I used to be appalled by graffiti. And then for a little while I thought maybe I was just wasn’t sophisticated enough to appreciate this sort of stuff, because some people think this is street art. I guess it ceases to be street art when the medium of such artistic expression is either private property or public domain with scarred aesthetics. When something previously beautiful is defaced it ceases to be artistic, even assuming such acts can be termed artistic, as opposed to a nasty tendency to be rebellious and express such tendencies in an in-your-face yet cowardly but provocative manner.
I was following some reactions to the Federal Court judgment against Andrew Bolt, when I stumbled on this marvellous blog entry which cited the work of Mark Steyn in relating the example of graffiti as a symptom of western civilisation decay.
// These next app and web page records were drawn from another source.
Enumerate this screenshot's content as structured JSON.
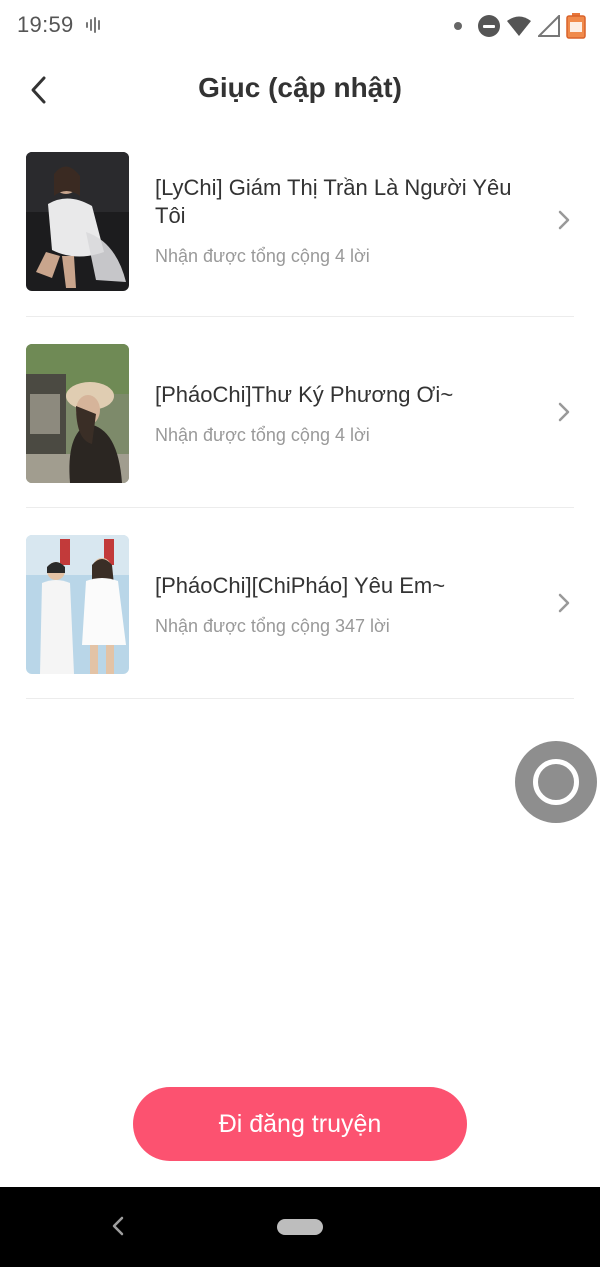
{
  "status_bar": {
    "time": "19:59",
    "icons": [
      "voice-wave-icon",
      "notification-dot-icon",
      "do-not-disturb-icon",
      "wifi-icon",
      "signal-icon",
      "battery-icon"
    ]
  },
  "header": {
    "title": "Giục (cập nhật)",
    "back_icon": "chevron-left-icon"
  },
  "stories": [
    {
      "title": "[LyChi] Giám Thị Trần Là Người Yêu Tôi",
      "subtitle": "Nhận được tổng cộng 4 lời"
    },
    {
      "title": "[PháoChi]Thư Ký Phương Ơi~",
      "subtitle": "Nhận được tổng cộng 4 lời"
    },
    {
      "title": "[PháoChi][ChiPháo] Yêu Em~",
      "subtitle": "Nhận được tổng cộng 347 lời"
    }
  ],
  "actions": {
    "post_story_label": "Đi đăng truyện"
  },
  "colors": {
    "accent": "#fc5270",
    "floating_button": "#8e8e8e",
    "nav_bar": "#000000"
  }
}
The juxtaposition between the Old Testament story relating to Daniel’s interpretation of the Babylonian King’s message of doom on the wall and the modern day disease of graffiti, was a joy to read. I must list this book (After America: Get Ready for Armageddon) under my wish-list basket in Amazon.com.
I must however, make room for singing the praises of Melbourne in approaching this issue, albeit only as a compromise. A couple of years ago Kiddo, Tress and I were wandering in the city one day and Kiddo (the official city guide for us) took us to that infamous street where graffiti covered the every brick of all walls lining that street. Personally to me it was grotesque. We took some pictures, with half of me glad that such “freedom” existed in my home city but the other half cringed because in that same block and also for blocks surrounding that area, beautiful buildings, courtyards and public squares abound. The compromise I guess is in letting these tormented souls release the ghosts within the deep recesses of their beings in a way which engages the support, consent and approval of owners of buildings otherwise considered defaced. I guess some would say they can see beauty in such expressions and some would welcome such activities by these people and not try and “turn them around”.
Ah well, I blame it all on post-modernism. Again. Nothing is right or wrong anymore. All must be respected. All must be given their say and corner in this world.
- Graffiti and street art get their first major exhibition in the US (travelnews.britishairways.com)
- Graffiti Artists Adorn Dilapidated Buildings in Bristol, England, as Part of the See No Evil Project (casasugar.com)
- Group apologizes for covering iconic street art mural (latimesblogs.latimes.com)
- Roundup: Alternative Graffiti (casasugar.com)
- Polish Street Artist NeSpoon Turns Doilies Into Street Art (casasugar.com)
- Marni Salup: Street Art As a Model for Contemporary Social Media (huffingtonpost.com)
- TWIST & AMAZE Accused of vandalism! @RVCA #GRAFFITI (gallery594.com)
- The See No Evil graffiti project in Bristol, Britain’s largest street art project (telegraph.co.uk)
- Graffiti for Grandmas (neatorama.com)
- When Art Is Illegal (Or Not) (Feature) (popmatters.com)